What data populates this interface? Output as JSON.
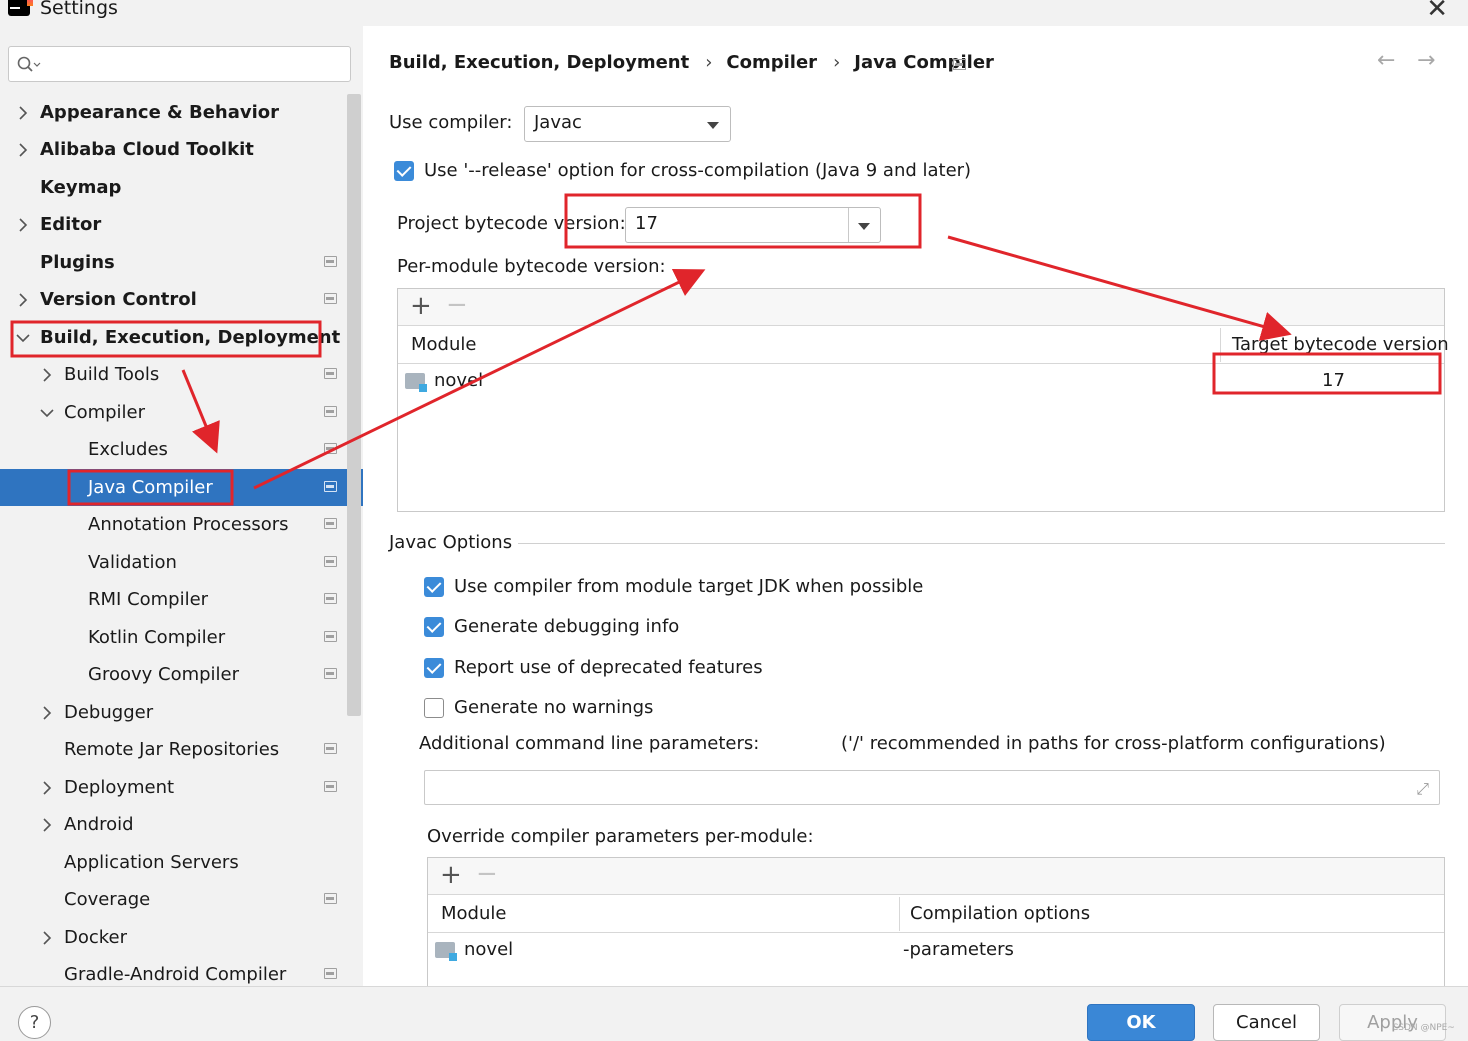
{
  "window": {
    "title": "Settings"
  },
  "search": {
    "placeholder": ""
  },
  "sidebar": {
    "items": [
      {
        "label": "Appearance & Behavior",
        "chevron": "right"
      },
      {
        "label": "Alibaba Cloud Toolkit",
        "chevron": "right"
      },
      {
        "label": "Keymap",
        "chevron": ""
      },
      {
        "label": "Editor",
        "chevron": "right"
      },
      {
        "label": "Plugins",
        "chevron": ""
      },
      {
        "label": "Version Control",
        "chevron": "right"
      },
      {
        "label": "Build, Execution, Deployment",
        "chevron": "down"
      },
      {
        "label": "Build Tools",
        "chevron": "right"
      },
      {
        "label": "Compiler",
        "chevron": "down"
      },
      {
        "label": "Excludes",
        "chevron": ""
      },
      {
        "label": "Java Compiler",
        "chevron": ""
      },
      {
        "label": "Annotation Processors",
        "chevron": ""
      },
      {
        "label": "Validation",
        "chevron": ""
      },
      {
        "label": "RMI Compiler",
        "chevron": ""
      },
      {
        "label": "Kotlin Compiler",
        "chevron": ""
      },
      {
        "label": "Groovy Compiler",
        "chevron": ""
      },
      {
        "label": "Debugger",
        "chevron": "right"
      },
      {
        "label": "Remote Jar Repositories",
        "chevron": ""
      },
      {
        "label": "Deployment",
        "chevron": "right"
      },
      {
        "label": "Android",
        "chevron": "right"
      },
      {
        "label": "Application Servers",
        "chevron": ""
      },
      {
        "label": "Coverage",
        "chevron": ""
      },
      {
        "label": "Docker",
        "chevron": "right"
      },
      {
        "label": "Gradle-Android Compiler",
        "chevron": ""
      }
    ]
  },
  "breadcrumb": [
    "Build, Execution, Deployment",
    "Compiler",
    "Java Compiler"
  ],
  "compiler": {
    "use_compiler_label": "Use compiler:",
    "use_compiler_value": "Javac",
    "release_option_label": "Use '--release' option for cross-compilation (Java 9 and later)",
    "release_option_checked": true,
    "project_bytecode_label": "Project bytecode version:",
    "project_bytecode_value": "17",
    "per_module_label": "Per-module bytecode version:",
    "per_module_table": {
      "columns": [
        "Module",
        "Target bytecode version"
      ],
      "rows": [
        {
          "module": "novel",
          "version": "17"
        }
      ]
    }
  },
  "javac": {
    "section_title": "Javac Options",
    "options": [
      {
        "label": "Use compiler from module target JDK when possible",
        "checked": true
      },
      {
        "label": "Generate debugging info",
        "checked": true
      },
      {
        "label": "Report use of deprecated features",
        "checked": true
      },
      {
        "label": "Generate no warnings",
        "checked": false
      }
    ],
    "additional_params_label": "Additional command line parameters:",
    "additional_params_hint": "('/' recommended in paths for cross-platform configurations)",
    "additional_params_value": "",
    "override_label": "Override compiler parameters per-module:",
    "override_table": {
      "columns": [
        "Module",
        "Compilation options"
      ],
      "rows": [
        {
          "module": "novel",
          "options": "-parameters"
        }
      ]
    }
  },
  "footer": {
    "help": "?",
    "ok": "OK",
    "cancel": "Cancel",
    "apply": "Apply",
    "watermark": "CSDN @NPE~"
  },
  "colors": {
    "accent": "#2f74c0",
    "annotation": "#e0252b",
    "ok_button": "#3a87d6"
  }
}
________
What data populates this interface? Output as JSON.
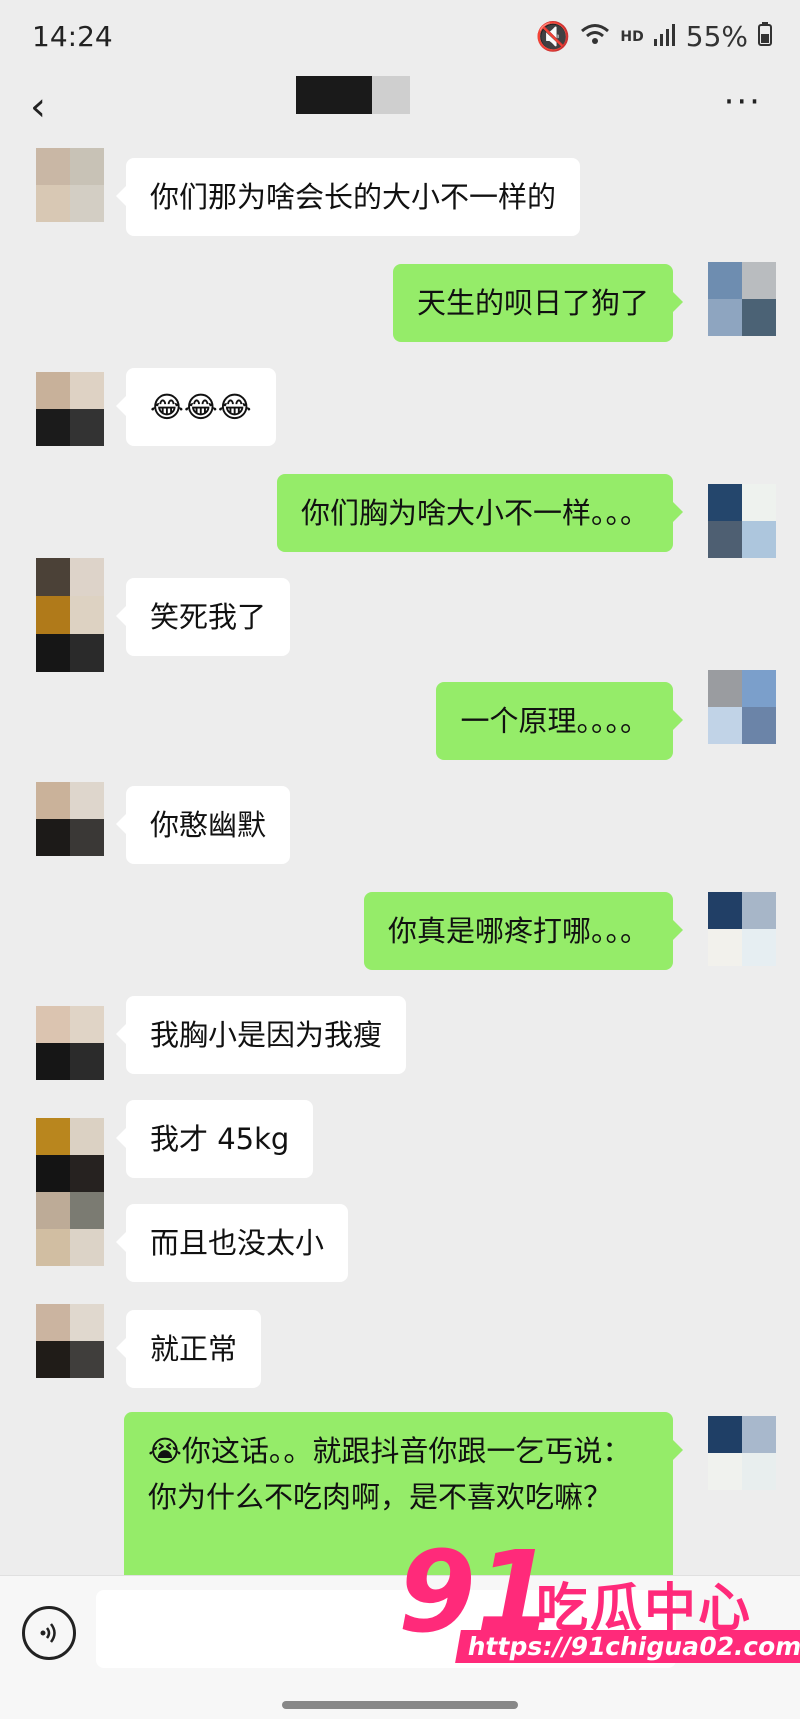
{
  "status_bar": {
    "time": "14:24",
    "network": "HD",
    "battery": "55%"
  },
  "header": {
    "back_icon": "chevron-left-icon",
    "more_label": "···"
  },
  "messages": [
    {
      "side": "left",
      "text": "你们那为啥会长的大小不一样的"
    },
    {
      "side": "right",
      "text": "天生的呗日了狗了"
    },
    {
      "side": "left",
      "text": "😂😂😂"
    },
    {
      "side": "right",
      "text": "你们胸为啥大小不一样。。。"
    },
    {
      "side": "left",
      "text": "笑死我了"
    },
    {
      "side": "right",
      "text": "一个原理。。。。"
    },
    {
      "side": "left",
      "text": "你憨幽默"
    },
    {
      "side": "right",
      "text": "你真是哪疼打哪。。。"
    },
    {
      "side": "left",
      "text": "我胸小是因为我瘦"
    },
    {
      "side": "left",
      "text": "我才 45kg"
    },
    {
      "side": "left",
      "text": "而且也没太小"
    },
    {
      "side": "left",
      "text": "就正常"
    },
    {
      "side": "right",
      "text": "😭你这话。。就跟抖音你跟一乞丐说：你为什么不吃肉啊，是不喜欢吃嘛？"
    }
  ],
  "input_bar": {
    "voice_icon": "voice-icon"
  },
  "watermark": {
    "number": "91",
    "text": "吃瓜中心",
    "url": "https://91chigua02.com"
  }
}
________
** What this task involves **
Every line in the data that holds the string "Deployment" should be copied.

** Completed exercise **
        "label": "Build, Execution, Deployment",
        "label": "Deployment",
    "Build, Execution, Deployment",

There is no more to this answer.